● **Brief**:
Wherever a line in the data holds the word "this", pull that line out.

[Items listed in a dataset]
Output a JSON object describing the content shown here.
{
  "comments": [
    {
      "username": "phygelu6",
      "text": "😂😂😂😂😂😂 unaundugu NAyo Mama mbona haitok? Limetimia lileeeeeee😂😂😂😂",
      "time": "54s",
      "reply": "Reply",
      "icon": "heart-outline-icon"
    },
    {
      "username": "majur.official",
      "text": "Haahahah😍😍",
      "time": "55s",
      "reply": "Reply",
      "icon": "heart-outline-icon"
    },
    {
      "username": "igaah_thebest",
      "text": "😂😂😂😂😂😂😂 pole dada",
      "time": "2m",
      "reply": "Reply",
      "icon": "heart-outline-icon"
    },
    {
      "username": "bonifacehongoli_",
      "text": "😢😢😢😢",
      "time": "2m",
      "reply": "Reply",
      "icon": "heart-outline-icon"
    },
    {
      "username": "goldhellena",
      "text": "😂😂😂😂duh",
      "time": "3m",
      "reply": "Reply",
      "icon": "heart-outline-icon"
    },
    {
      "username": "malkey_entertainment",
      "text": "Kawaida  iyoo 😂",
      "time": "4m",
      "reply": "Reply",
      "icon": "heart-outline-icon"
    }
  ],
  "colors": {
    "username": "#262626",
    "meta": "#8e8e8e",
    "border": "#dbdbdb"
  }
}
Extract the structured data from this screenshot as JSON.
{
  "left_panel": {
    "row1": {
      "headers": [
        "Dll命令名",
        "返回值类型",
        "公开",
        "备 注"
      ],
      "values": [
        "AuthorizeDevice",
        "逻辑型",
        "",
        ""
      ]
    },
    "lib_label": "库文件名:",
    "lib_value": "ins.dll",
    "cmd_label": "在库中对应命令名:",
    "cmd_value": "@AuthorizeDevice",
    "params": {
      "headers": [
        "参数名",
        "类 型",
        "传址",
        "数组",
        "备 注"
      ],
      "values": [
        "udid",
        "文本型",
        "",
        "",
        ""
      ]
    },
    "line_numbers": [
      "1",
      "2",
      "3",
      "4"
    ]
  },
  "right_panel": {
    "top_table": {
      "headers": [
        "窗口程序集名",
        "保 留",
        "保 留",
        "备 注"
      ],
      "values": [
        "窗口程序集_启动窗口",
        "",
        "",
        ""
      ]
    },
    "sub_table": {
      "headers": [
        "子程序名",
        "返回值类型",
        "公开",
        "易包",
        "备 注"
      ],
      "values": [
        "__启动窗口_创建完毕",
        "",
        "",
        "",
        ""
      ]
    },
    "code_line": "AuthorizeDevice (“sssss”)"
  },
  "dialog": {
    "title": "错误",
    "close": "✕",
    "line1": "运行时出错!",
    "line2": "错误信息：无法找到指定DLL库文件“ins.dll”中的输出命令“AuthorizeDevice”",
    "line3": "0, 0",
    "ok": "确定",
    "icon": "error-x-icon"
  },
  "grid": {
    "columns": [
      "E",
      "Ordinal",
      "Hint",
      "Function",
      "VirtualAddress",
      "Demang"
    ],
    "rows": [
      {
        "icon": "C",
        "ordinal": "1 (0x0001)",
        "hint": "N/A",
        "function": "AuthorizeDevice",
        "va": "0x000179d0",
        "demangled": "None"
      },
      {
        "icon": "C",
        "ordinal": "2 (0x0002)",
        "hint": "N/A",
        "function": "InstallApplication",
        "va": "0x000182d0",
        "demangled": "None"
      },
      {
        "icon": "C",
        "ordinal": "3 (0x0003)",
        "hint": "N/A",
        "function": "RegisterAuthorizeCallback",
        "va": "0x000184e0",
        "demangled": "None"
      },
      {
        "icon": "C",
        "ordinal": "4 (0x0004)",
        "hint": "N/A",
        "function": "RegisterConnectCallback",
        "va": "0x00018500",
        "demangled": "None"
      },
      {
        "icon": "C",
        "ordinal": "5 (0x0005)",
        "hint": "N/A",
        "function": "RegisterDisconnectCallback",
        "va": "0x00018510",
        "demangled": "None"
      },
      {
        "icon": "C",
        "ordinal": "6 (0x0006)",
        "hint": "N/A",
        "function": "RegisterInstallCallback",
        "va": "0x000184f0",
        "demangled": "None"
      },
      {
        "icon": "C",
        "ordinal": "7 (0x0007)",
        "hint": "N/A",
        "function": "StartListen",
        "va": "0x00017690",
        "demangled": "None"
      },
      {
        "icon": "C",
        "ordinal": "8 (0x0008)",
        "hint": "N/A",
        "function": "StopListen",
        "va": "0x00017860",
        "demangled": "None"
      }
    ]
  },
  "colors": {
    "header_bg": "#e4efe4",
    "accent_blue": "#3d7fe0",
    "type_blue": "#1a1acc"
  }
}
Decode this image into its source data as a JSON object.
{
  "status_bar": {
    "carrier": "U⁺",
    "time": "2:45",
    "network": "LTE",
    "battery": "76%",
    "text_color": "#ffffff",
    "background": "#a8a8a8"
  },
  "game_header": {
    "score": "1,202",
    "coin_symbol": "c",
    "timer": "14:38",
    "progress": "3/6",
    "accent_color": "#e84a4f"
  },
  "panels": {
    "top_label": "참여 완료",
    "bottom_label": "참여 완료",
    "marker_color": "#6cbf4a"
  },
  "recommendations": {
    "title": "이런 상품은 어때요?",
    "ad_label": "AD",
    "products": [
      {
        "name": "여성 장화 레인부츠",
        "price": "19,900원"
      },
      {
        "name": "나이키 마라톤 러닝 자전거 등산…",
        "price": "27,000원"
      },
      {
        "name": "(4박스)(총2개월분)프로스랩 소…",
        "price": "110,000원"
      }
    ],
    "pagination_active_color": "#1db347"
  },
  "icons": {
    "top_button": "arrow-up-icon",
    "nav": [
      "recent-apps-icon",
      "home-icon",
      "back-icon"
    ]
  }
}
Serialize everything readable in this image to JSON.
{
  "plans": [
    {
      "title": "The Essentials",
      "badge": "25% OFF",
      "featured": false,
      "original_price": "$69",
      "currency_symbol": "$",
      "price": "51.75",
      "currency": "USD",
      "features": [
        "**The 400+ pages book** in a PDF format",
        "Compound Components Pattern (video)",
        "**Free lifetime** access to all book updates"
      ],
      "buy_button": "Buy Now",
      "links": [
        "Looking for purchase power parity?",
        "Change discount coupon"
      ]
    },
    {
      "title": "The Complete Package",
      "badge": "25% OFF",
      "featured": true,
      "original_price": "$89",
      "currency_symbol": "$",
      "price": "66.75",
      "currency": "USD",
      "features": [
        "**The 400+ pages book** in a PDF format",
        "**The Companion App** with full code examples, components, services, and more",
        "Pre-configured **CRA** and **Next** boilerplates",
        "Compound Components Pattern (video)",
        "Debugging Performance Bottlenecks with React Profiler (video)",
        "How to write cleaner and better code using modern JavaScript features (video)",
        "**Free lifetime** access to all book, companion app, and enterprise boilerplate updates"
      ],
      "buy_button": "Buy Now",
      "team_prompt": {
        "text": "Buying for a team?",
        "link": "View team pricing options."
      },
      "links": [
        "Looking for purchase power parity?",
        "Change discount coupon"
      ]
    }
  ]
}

● **Exercise solution**:
Extract the structured data from this screenshot as JSON.
Decode this image into its source data as a JSON object.
Serialize everything readable in this image to JSON.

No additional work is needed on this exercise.